Maybe this is a fool's errand; maybe the next Dirk Nowitzki is already in the NBA and we're wasting our time scouring Europe and the University of Wisconsin for the next Dirk Nowitzki. Heck, maybe Dirk Nowitzki is the next Dirk Nowitzki. Maybe there is only one Dirk Nowitzki. Maybe there are none. Maybe we will never know.
almost 2 years ago Update 3 comments
Jimmer Fredette did, over the past two seasons, what all young men with an inclination toward sport dream of doing at some point in their lives: he had the entire country saying his name. Fredette captured America's minds if not hearts as a Marburian gunner at Brigham Young, a scorer without compare and conscience. Of course, the college game has been relatively stripped of its power; Kevin Durant would have been a senior averaging 74 points per game, after all, if he'd stayed in school. Jimmer had closer to 30 a night, with some truly, uh, Durantian breakouts.
But plenty of mid-major kids score in bunches; you haven't ever heard of Marshon Fever, have you? What made Fredette stand out as an especially bright bauble amid the collection? His every-man stature? His boyish charm in interviews? His skin tone? His religion? No, no, no, no. It's all in the name. Jimmer. Jimmer Fredette. Jimmermania. The Jimmer, if you please.
As an exercise in assessing the impact of this nickname on Fredette's 2011 NBA Draft status, as well as kicking off our NBA Draft 2011 Questions of Consequence series -- we'll feature a question a day, leading up to the June 23 draft -- we shall ask ourselves this: what if Jimmer had a different nickname? Let's find out.
If Jimmer were called Jim, he would have a mustache. Draft Status Impact: Heavy.
Oh my [deity], if Jimmer were called Jimmy, those Jimmy Chitwood comparisons would totally make sense! Because they are both called Jimmy and they like to get buckets! As it stands, the comparison serves to extend the well-established dictate of Racial Profiling In NBA Draft Comparison Creation to fictional players, a real achievement.
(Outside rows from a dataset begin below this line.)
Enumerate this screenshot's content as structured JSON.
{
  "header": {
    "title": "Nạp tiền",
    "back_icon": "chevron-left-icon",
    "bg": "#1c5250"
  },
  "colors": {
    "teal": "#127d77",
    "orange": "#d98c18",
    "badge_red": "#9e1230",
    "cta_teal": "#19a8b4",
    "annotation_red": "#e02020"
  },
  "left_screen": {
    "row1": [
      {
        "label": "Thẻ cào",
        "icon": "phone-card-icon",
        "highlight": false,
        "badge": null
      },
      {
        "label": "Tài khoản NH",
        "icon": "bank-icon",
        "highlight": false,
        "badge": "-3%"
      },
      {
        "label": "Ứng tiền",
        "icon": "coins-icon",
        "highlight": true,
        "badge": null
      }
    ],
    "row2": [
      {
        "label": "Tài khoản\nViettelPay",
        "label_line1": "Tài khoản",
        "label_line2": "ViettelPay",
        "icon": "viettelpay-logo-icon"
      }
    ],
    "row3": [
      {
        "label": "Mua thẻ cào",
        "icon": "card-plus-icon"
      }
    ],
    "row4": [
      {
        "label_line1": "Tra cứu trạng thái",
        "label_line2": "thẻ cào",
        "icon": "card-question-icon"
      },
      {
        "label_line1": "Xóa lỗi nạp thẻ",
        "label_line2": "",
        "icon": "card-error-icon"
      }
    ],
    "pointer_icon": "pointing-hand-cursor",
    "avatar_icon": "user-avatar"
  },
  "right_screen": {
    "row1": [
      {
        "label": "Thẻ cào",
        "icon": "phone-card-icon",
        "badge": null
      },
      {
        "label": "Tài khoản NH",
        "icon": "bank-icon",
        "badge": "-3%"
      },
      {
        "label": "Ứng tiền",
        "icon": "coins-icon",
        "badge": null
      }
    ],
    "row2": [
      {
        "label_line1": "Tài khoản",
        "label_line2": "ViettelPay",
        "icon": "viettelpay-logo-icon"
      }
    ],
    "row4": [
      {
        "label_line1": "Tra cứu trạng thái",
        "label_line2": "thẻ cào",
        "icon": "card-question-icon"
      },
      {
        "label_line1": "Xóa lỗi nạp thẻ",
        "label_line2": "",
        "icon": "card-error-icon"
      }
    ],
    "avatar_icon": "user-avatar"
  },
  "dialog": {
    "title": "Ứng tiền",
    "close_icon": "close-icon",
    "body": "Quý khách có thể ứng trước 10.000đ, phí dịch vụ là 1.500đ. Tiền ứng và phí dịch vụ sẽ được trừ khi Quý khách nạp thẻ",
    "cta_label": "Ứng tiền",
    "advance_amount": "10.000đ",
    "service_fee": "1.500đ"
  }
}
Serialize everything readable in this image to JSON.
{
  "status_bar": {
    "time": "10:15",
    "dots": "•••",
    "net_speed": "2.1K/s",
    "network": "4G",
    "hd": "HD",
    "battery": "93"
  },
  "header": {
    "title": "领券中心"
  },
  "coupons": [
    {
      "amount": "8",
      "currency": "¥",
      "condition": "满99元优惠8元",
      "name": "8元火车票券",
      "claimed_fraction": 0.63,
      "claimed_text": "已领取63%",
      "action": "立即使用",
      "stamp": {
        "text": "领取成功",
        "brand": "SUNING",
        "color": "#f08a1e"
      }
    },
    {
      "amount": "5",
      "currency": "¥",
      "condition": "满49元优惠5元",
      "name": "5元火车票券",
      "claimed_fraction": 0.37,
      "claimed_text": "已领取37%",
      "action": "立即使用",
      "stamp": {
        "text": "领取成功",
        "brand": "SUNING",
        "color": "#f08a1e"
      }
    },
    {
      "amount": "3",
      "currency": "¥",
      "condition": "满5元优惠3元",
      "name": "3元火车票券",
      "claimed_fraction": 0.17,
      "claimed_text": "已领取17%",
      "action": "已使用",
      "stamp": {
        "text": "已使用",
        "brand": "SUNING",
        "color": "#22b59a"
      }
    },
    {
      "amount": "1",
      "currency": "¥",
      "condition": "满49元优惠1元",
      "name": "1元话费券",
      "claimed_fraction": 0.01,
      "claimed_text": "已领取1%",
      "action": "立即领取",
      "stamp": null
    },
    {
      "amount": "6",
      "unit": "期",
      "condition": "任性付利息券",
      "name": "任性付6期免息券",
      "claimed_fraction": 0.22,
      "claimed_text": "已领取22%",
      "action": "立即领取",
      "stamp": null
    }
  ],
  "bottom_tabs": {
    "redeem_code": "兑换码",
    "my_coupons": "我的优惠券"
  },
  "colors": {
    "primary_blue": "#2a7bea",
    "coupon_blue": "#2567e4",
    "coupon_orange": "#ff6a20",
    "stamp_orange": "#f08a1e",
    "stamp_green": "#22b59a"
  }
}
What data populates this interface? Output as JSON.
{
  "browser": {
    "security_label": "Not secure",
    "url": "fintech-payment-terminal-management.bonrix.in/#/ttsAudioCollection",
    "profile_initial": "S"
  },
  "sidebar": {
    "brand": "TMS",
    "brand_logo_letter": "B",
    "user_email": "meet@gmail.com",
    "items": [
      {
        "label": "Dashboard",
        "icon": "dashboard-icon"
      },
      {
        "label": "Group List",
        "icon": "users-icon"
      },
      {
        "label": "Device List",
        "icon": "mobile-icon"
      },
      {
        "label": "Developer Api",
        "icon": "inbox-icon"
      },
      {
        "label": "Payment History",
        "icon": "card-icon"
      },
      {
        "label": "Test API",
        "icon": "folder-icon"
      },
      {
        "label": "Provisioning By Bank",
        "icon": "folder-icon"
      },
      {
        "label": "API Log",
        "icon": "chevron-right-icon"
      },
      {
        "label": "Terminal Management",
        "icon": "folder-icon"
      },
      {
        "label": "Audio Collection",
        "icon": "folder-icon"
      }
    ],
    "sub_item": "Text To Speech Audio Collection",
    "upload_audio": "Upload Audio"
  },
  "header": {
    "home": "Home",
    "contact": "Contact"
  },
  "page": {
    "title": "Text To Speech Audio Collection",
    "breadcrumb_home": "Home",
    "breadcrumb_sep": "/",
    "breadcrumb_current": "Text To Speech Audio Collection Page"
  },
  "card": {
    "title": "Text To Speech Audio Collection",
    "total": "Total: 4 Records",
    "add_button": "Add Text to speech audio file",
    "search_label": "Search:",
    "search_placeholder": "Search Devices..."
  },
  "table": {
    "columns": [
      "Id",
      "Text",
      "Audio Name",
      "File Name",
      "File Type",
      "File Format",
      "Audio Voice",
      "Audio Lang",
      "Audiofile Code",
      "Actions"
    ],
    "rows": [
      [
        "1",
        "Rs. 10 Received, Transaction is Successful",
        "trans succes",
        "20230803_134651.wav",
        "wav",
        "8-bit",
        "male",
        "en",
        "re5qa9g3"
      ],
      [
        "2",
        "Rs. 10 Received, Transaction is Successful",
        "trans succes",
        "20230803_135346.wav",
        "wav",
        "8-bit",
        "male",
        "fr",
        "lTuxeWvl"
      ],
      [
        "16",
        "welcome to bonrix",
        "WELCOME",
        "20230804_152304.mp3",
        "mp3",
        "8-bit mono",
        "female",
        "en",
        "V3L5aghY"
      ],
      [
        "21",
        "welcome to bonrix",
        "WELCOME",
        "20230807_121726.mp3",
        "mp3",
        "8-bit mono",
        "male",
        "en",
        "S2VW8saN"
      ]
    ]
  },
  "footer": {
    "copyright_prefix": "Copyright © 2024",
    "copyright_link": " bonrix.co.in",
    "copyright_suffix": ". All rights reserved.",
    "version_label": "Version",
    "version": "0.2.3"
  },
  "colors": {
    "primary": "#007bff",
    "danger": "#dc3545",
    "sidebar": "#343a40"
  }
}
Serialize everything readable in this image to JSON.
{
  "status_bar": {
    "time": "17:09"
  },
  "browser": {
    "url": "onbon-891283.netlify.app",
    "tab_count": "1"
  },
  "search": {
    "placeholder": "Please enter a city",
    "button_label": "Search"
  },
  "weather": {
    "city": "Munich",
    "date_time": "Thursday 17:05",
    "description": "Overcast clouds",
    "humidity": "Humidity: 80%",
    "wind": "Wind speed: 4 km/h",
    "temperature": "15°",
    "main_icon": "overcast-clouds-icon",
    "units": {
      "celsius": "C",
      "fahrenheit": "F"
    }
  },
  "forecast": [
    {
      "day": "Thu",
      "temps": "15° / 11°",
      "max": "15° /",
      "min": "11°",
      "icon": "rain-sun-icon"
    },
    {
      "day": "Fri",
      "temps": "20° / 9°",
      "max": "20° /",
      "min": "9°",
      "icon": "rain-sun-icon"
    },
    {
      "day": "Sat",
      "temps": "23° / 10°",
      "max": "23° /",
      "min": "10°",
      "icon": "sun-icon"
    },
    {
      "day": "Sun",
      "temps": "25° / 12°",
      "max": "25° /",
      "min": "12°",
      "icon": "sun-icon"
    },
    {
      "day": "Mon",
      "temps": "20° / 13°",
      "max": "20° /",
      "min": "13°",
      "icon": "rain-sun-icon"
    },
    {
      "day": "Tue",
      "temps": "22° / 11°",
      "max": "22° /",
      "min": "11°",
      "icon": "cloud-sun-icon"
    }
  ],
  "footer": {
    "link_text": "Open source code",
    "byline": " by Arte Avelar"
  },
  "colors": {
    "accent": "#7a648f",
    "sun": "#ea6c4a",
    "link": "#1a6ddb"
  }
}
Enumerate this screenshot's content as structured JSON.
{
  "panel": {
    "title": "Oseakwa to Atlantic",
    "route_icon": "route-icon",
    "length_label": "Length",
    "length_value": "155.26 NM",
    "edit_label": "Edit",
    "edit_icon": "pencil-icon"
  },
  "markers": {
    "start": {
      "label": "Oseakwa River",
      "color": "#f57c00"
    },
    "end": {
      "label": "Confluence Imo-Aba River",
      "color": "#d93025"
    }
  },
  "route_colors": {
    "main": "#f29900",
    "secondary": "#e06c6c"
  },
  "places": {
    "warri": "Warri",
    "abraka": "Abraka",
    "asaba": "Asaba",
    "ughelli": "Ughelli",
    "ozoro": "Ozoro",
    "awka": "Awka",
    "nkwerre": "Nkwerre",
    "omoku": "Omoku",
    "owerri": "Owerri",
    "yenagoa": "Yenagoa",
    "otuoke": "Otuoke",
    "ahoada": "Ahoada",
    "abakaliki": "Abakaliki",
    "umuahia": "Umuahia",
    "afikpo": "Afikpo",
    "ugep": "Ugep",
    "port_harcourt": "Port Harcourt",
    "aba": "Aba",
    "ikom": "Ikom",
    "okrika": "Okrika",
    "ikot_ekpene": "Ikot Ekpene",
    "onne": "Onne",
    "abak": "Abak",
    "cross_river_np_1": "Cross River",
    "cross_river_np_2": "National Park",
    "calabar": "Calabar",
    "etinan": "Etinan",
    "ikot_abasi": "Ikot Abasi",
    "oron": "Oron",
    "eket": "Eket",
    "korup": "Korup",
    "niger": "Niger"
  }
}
Draft Status Impact: Outrageous!
If Jimmer were called Jamie, Bill Simmons would add him to his "Athletes Who Have Names That Sound Like Hot Girlz" list. The Big Lead would include Jamie's picture on top of a post about Fran Fraschilla's Skoal endorsement, with the introduction: Jamie Fredette, looking leggy ... Draft Status Impact: Negative, girlz can't play basketball.
If Jimmer went by his given name of James, everyone would totally take him more seriously not just as a basketball player, but as a statesman. Like when we all took "Michael Conley" seriously those three days he insisted his name was Michael. That was both fun and hilarious. Draft Status Impact: Neutral.
If Jimmer went by Jameser, he would piss off dozens of Williamsburg denizens who plan to name their future sons Jameser. Draft Status Impact: Cut your hair.
If Jimmer went by J. Fredette, his rap career would be off to an encouraging start. Draft Status Impact: Warming up.
If Jimmer went by Jay, he would be accused of obfuscation and retroactively kicked out of BYU on Honor Code violations. No one goes by "Jay" by choice. Draft Status Impact: Excommunicated.
If Jimmer went by Jammer, he would have starred in Top Gun, which came out 25 years ago, three years before Fredette was born. Therefore, he may not go by Jammer. It would potentially rip a tear in space and time. Draft Status Impact: OK.
If Jimmer went by Jamz, he would be on the next season of that Flava Flav show on VH1 wait Flava Flav is still alive right? Draft Status Impact: Alright.